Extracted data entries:
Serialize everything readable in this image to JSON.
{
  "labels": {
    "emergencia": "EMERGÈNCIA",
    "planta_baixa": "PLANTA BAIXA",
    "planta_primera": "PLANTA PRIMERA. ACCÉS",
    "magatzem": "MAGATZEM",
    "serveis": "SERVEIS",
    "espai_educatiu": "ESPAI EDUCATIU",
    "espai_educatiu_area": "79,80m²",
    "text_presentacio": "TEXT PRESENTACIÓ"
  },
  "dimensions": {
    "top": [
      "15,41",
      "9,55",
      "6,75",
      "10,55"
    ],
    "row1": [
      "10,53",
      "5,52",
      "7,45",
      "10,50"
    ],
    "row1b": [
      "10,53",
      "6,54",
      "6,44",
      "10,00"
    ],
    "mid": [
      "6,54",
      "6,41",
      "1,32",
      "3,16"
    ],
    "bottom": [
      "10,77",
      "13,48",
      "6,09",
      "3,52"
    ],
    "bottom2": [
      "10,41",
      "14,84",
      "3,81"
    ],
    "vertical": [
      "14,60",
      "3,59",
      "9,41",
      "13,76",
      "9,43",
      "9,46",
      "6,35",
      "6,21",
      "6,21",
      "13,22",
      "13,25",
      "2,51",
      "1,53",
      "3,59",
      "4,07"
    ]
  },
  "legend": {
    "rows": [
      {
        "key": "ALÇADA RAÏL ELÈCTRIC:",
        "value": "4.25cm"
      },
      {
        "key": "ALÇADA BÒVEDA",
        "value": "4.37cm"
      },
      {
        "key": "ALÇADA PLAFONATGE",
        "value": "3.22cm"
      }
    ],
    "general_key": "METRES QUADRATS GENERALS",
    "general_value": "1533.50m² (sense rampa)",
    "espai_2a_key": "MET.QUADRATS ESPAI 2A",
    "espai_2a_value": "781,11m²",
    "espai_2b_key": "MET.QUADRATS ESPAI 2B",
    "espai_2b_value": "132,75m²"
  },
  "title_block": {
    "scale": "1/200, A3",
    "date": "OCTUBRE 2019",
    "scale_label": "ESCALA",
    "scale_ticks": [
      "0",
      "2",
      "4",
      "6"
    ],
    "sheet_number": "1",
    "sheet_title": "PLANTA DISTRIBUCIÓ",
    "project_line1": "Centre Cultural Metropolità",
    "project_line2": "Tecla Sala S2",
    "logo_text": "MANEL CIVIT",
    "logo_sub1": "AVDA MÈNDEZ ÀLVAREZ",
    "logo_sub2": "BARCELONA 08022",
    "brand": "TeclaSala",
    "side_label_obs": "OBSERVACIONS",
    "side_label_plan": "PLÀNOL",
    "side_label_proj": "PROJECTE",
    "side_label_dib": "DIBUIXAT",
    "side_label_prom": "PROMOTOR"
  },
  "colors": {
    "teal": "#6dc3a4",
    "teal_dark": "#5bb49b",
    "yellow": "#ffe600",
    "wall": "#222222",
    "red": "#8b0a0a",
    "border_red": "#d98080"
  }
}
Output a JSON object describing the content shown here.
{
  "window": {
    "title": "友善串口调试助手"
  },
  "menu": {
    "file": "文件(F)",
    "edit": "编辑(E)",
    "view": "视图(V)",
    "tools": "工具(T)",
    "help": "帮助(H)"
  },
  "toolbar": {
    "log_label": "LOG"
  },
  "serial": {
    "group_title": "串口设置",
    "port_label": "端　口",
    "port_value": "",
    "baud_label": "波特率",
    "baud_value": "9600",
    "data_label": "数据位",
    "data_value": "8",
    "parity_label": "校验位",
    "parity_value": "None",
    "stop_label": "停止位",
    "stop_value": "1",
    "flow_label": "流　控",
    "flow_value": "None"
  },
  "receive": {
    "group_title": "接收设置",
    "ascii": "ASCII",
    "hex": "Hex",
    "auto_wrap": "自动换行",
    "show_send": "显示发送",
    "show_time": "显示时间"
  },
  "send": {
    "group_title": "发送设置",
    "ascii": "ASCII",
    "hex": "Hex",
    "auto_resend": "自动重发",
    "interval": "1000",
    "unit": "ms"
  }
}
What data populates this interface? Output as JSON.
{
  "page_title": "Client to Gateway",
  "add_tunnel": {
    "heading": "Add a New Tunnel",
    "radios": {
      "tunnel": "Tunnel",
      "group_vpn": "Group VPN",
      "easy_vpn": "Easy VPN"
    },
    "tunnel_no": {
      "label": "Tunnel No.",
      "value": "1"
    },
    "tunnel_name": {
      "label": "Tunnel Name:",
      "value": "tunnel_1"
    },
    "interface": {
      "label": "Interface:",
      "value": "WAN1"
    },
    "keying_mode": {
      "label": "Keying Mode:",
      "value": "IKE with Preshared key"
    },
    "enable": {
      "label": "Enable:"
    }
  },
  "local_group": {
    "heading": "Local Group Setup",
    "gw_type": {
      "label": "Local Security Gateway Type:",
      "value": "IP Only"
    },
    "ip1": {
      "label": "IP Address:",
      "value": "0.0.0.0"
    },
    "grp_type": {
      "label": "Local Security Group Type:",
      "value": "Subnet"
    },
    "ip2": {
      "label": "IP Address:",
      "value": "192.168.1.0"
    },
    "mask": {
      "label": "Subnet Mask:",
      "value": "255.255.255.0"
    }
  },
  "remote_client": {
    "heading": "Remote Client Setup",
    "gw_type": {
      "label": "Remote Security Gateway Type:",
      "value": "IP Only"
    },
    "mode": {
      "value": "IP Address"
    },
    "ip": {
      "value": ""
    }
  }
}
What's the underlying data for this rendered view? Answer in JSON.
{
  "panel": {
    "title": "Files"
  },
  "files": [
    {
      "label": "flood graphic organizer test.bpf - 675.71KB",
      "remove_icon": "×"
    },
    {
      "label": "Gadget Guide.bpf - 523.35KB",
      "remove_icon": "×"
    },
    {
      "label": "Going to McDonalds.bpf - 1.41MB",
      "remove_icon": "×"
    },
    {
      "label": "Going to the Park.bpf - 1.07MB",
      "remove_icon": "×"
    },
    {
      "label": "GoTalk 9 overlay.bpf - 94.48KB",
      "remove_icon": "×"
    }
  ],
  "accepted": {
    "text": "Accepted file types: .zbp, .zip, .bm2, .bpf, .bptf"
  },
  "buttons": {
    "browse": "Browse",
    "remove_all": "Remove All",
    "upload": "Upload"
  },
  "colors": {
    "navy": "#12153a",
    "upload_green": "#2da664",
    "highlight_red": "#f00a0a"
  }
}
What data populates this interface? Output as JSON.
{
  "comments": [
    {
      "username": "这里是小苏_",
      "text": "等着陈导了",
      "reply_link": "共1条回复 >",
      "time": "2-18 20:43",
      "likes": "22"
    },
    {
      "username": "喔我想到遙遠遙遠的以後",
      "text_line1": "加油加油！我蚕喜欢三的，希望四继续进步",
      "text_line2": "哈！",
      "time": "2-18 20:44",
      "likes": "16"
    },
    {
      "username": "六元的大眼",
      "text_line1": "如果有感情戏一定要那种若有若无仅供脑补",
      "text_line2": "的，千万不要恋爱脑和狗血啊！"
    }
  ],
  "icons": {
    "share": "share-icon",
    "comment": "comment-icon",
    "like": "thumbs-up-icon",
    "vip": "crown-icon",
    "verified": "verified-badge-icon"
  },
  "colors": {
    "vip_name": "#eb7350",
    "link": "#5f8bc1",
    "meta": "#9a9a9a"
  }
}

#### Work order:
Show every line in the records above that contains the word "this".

#### Your solution:
Serialize everything readable in this image to JSON.
What data populates this interface? Output as JSON.
What's the underlying data for this rendered view? Answer in JSON.
What data populates this interface? Output as JSON.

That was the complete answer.